By: Michael Henderson, Director, Mutual Aid Collaborative

Generation NOW was conceived by Messiah Equiano, a 2021 Chicago Peace Fellow, and aims to provide opportunities for young people to work on a teen talk show that addresses everyday issues that teenagers face. The program pays teenagers to produce, direct, and act in the show and provides them with a safe environment to express their thoughts.

In August of 2022 Generation NOW filmed its first talk show that addressed “Dating and Violence”. Messiah Equiano, Executive Director of CHI-Rise, and Nicole Davis, Executive Director of the Talk to Me Foundation, saw first hand how therapeutic and empowering this platform was for teens. They deemed the first filming of Generation NOW as a success and proposed a second talk show to the Chicago Peace Fellows Mutual Aid Collaborative.

The Mutual Aid Collaborative consists of 74 Black and Brown leaders and committed allies who live and work in the communities they serve on the South and West sides. They have raised over $100,000 to support several active projects. The Mutual Aid Collaborative met and collaboratively voted to provide Generation NOW with the funding to film a second talk show at the Foster Park District.

Messiah and Nicole wanted to expand the dating conversation in the second filming and talk to teenagers about love. Nicole thought “Keeping with February as the month of Love and with so many young men and women at the ages of 12 and 13 dating, Generation NOW wanted to know what love looks like to them”. On Saturday, February 4, 2023 Generation NOW filmed a talk show focusing on young peoples’ understanding of love entitled “The Love Recording”. 

Continuing the vision of the first talk show. Generation NOW provided young people with a safe setting to be open about their opinions, while also providing them with experience with different aspects of television production. Teens work on the project as writers, production members, or actors and were compensated for their work. Funds provided by the Mutual Aid Collaborative were used to pay ten teenagers $250 each for their involvement in a day of filming. 

Messiah and Nicole agreed that teens are not always given the space to feel safe in the city of Chicago or in their homes and “it’s ok to open up” and be vulnerable.  The intimate and safe filming provided teens with a platform to voice their beliefs without judgment, but also with a chance to enact their visions in a production and to work together collaboratively. Each participating teen/young adult performed their expression of love  through forms such as poems, monologues, and skits. Following the performances, discussions were held to explore the themes and messages of the show. The transparency and vulnerability of the answers according to the 25 plus attendees had the crowd “up in smoke”. 

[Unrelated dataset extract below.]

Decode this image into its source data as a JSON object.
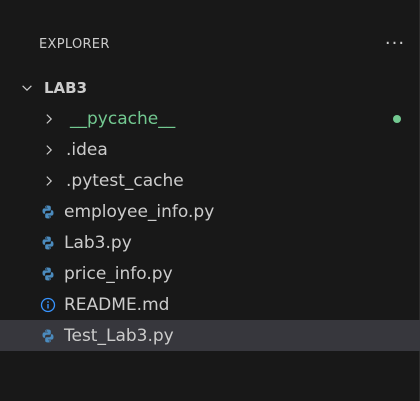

For one scenario performed at the “Love Recording,” young men and women were given flowers and candy to reenact how they will ask a person out for a date. The attendees were amazed at the vulnerability in the response and stories from the teens. The majority of the girls suggested that it’s the responsibility of the guys to ask the girls out for a date, while some of the boys agreed that if a girl is asked out and has a boyfriend the girl should let the guy know. Another vulnerable teen shared his experience and story of being assaulted by a girlfriend. These stories allowed the teens to have open conversations about dating and the different kinds of expectations and responsibilities they feel in romantic life. The second filming was as successful as the first with both teens and parents participating with excitement. 

Generation NOW aims to provide teens with opportunities to express themselves. Messiah believes it’s important to let teenagers know “they value their voices, they value their experiences, they value their input and their involvement in their communities”. CHI-Rise and the Talk to Me Foundation “want to give back” to their community and teens. They are looking to produce episodes of Generation NOW monthly. They are also looking towards expanding the programs to different communities, and looking specifically at communities with higher risks of violence and to get more parents involved.